Input data ->
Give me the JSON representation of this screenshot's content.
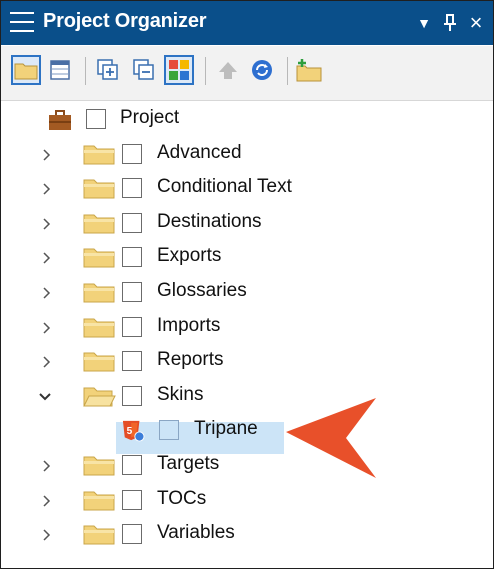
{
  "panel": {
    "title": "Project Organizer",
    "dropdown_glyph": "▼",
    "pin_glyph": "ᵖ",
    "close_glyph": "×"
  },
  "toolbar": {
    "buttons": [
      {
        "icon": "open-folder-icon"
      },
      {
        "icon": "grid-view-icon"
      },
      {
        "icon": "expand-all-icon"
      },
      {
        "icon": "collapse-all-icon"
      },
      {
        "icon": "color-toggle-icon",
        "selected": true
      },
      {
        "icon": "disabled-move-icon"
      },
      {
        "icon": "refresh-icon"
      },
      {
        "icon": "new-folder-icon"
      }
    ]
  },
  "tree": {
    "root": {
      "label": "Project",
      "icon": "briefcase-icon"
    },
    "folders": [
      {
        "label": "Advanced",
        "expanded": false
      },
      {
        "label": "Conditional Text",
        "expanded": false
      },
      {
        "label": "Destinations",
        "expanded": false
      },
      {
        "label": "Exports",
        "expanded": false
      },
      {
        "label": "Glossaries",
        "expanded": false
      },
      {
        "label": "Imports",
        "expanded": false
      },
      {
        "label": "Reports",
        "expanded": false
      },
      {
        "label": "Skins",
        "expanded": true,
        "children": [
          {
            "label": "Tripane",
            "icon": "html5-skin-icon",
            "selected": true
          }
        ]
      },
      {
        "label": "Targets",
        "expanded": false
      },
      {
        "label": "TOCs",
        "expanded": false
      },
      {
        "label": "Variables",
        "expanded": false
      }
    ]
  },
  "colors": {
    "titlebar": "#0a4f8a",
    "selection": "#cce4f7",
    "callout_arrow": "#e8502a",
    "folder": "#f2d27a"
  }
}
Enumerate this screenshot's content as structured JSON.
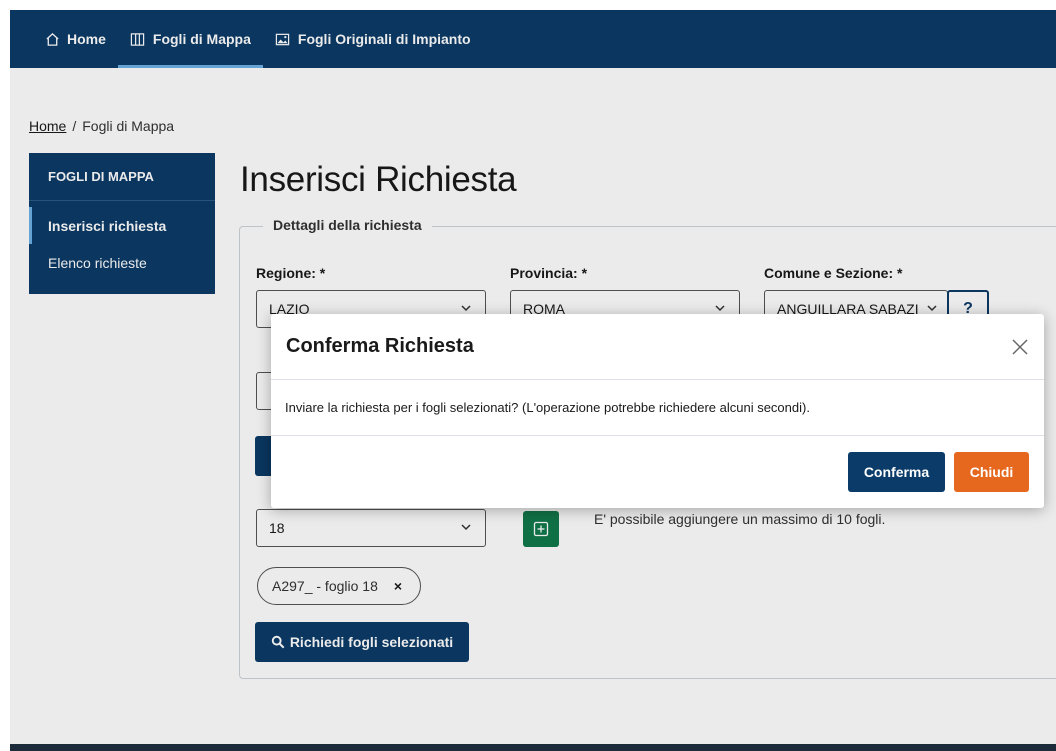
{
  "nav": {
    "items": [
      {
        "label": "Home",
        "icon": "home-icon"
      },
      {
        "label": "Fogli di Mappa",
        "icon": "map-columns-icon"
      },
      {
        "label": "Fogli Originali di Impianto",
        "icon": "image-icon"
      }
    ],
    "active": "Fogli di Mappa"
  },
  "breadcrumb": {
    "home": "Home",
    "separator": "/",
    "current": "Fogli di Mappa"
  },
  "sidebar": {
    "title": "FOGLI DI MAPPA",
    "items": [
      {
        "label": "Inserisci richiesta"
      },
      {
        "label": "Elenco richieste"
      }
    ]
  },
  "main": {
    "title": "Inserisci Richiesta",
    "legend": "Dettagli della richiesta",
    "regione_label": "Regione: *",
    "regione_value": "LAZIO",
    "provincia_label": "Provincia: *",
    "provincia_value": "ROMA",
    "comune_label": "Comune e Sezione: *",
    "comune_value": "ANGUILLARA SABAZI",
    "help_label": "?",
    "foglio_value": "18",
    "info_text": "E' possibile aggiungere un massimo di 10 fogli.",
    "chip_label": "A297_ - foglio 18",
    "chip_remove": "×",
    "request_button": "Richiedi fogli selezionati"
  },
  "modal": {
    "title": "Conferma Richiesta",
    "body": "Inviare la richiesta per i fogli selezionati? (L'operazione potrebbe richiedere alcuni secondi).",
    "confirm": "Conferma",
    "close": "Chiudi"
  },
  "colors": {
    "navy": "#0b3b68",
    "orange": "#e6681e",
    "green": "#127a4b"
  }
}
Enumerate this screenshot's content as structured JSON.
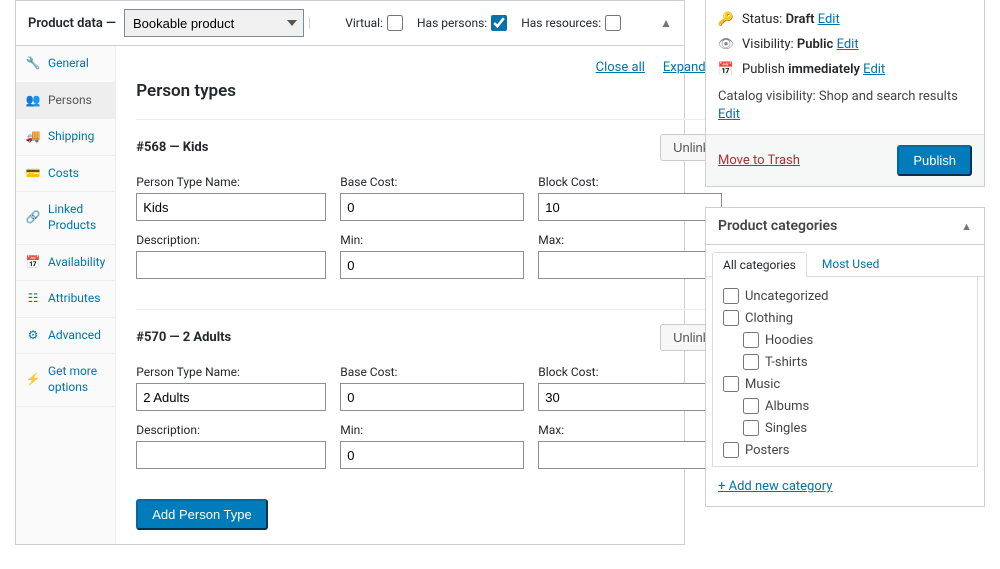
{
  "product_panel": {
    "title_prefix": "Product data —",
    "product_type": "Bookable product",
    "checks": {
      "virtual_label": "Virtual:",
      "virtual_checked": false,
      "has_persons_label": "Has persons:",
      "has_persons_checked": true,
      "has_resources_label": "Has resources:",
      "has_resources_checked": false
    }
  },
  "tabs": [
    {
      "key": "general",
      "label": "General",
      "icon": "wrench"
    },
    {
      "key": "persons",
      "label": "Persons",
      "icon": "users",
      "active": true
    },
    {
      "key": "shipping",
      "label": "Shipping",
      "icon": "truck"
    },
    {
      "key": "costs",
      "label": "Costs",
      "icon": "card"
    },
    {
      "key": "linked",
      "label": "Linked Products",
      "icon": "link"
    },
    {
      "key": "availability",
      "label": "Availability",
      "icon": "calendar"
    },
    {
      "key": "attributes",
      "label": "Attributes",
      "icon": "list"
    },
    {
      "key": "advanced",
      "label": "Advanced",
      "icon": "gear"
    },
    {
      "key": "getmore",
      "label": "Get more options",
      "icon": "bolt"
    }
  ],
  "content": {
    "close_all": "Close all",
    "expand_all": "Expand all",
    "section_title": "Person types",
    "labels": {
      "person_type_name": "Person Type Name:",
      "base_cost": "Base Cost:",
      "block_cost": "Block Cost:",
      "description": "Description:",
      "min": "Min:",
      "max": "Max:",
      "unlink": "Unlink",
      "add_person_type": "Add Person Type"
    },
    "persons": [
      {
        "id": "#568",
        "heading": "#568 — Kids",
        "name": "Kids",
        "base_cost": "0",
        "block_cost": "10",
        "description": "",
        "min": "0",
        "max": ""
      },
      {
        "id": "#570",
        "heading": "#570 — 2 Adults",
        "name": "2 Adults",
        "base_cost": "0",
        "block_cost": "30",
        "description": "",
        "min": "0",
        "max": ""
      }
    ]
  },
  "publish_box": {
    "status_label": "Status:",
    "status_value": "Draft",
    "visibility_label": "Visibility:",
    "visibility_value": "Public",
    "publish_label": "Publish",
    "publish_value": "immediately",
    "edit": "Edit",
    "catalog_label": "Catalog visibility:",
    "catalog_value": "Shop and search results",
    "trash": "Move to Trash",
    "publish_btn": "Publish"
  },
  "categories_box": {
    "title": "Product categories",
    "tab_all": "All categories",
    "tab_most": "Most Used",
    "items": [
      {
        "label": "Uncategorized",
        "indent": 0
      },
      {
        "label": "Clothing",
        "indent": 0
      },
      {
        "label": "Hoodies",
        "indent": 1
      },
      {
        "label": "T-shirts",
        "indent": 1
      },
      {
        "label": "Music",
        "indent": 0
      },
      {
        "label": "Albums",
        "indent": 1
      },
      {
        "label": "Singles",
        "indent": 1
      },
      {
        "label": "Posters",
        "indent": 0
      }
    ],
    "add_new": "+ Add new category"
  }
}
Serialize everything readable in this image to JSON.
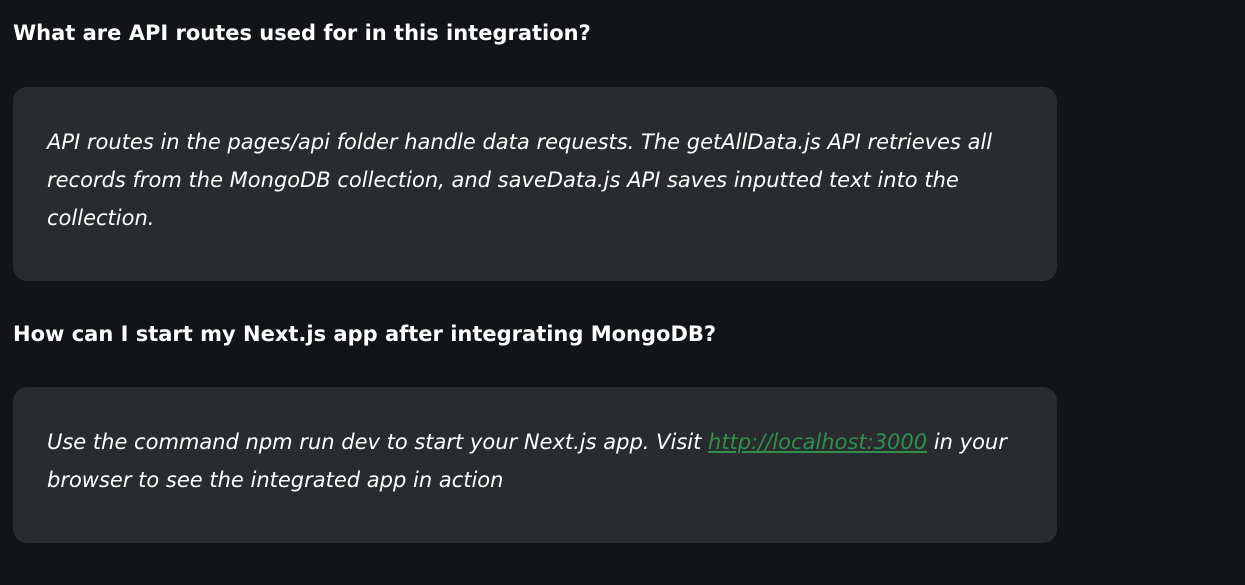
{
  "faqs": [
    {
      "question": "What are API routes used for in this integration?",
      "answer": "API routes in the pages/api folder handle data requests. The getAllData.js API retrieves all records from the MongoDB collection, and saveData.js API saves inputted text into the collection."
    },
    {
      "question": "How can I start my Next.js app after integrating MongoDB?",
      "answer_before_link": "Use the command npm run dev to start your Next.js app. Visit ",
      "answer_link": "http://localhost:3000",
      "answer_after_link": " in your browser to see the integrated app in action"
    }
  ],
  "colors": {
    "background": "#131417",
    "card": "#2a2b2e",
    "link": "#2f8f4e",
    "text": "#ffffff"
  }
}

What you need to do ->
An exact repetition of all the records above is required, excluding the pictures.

Task result ->
Give me the JSON representation of this screenshot's content.
{
  "panel": {
    "title": "Project Organizer",
    "dropdown_glyph": "▼",
    "pin_glyph": "ᵖ",
    "close_glyph": "×"
  },
  "toolbar": {
    "buttons": [
      {
        "icon": "open-folder-icon"
      },
      {
        "icon": "grid-view-icon"
      },
      {
        "icon": "expand-all-icon"
      },
      {
        "icon": "collapse-all-icon"
      },
      {
        "icon": "color-toggle-icon",
        "selected": true
      },
      {
        "icon": "disabled-move-icon"
      },
      {
        "icon": "refresh-icon"
      },
      {
        "icon": "new-folder-icon"
      }
    ]
  },
  "tree": {
    "root": {
      "label": "Project",
      "icon": "briefcase-icon"
    },
    "folders": [
      {
        "label": "Advanced",
        "expanded": false
      },
      {
        "label": "Conditional Text",
        "expanded": false
      },
      {
        "label": "Destinations",
        "expanded": false
      },
      {
        "label": "Exports",
        "expanded": false
      },
      {
        "label": "Glossaries",
        "expanded": false
      },
      {
        "label": "Imports",
        "expanded": false
      },
      {
        "label": "Reports",
        "expanded": false
      },
      {
        "label": "Skins",
        "expanded": true,
        "children": [
          {
            "label": "Tripane",
            "icon": "html5-skin-icon",
            "selected": true
          }
        ]
      },
      {
        "label": "Targets",
        "expanded": false
      },
      {
        "label": "TOCs",
        "expanded": false
      },
      {
        "label": "Variables",
        "expanded": false
      }
    ]
  },
  "colors": {
    "titlebar": "#0a4f8a",
    "selection": "#cce4f7",
    "callout_arrow": "#e8502a",
    "folder": "#f2d27a"
  }
}
Enumerate this screenshot's content as structured JSON.
{
  "nav": {
    "items": [
      {
        "label": "Home",
        "icon": "home-icon"
      },
      {
        "label": "Fogli di Mappa",
        "icon": "map-columns-icon"
      },
      {
        "label": "Fogli Originali di Impianto",
        "icon": "image-icon"
      }
    ],
    "active": "Fogli di Mappa"
  },
  "breadcrumb": {
    "home": "Home",
    "separator": "/",
    "current": "Fogli di Mappa"
  },
  "sidebar": {
    "title": "FOGLI DI MAPPA",
    "items": [
      {
        "label": "Inserisci richiesta"
      },
      {
        "label": "Elenco richieste"
      }
    ]
  },
  "main": {
    "title": "Inserisci Richiesta",
    "legend": "Dettagli della richiesta",
    "regione_label": "Regione: *",
    "regione_value": "LAZIO",
    "provincia_label": "Provincia: *",
    "provincia_value": "ROMA",
    "comune_label": "Comune e Sezione: *",
    "comune_value": "ANGUILLARA SABAZI",
    "help_label": "?",
    "foglio_value": "18",
    "info_text": "E' possibile aggiungere un massimo di 10 fogli.",
    "chip_label": "A297_ - foglio 18",
    "chip_remove": "×",
    "request_button": "Richiedi fogli selezionati"
  },
  "modal": {
    "title": "Conferma Richiesta",
    "body": "Inviare la richiesta per i fogli selezionati? (L'operazione potrebbe richiedere alcuni secondi).",
    "confirm": "Conferma",
    "close": "Chiudi"
  },
  "colors": {
    "navy": "#0b3b68",
    "orange": "#e6681e",
    "green": "#127a4b"
  }
}
Enumerate this screenshot's content as structured JSON.
{
  "product_panel": {
    "title_prefix": "Product data —",
    "product_type": "Bookable product",
    "checks": {
      "virtual_label": "Virtual:",
      "virtual_checked": false,
      "has_persons_label": "Has persons:",
      "has_persons_checked": true,
      "has_resources_label": "Has resources:",
      "has_resources_checked": false
    }
  },
  "tabs": [
    {
      "key": "general",
      "label": "General",
      "icon": "wrench"
    },
    {
      "key": "persons",
      "label": "Persons",
      "icon": "users",
      "active": true
    },
    {
      "key": "shipping",
      "label": "Shipping",
      "icon": "truck"
    },
    {
      "key": "costs",
      "label": "Costs",
      "icon": "card"
    },
    {
      "key": "linked",
      "label": "Linked Products",
      "icon": "link"
    },
    {
      "key": "availability",
      "label": "Availability",
      "icon": "calendar"
    },
    {
      "key": "attributes",
      "label": "Attributes",
      "icon": "list"
    },
    {
      "key": "advanced",
      "label": "Advanced",
      "icon": "gear"
    },
    {
      "key": "getmore",
      "label": "Get more options",
      "icon": "bolt"
    }
  ],
  "content": {
    "close_all": "Close all",
    "expand_all": "Expand all",
    "section_title": "Person types",
    "labels": {
      "person_type_name": "Person Type Name:",
      "base_cost": "Base Cost:",
      "block_cost": "Block Cost:",
      "description": "Description:",
      "min": "Min:",
      "max": "Max:",
      "unlink": "Unlink",
      "add_person_type": "Add Person Type"
    },
    "persons": [
      {
        "id": "#568",
        "heading": "#568 — Kids",
        "name": "Kids",
        "base_cost": "0",
        "block_cost": "10",
        "description": "",
        "min": "0",
        "max": ""
      },
      {
        "id": "#570",
        "heading": "#570 — 2 Adults",
        "name": "2 Adults",
        "base_cost": "0",
        "block_cost": "30",
        "description": "",
        "min": "0",
        "max": ""
      }
    ]
  },
  "publish_box": {
    "status_label": "Status:",
    "status_value": "Draft",
    "visibility_label": "Visibility:",
    "visibility_value": "Public",
    "publish_label": "Publish",
    "publish_value": "immediately",
    "edit": "Edit",
    "catalog_label": "Catalog visibility:",
    "catalog_value": "Shop and search results",
    "trash": "Move to Trash",
    "publish_btn": "Publish"
  },
  "categories_box": {
    "title": "Product categories",
    "tab_all": "All categories",
    "tab_most": "Most Used",
    "items": [
      {
        "label": "Uncategorized",
        "indent": 0
      },
      {
        "label": "Clothing",
        "indent": 0
      },
      {
        "label": "Hoodies",
        "indent": 1
      },
      {
        "label": "T-shirts",
        "indent": 1
      },
      {
        "label": "Music",
        "indent": 0
      },
      {
        "label": "Albums",
        "indent": 1
      },
      {
        "label": "Singles",
        "indent": 1
      },
      {
        "label": "Posters",
        "indent": 0
      }
    ],
    "add_new": "+ Add new category"
  }
}
Serialize everything readable in this image to JSON.
{
  "faqs": [
    {
      "question": "What are API routes used for in this integration?",
      "answer": "API routes in the pages/api folder handle data requests. The getAllData.js API retrieves all records from the MongoDB collection, and saveData.js API saves inputted text into the collection."
    },
    {
      "question": "How can I start my Next.js app after integrating MongoDB?",
      "answer_before_link": "Use the command npm run dev to start your Next.js app. Visit ",
      "answer_link": "http://localhost:3000",
      "answer_after_link": " in your browser to see the integrated app in action"
    }
  ],
  "colors": {
    "background": "#131417",
    "card": "#2a2b2e",
    "link": "#2f8f4e",
    "text": "#ffffff"
  }
}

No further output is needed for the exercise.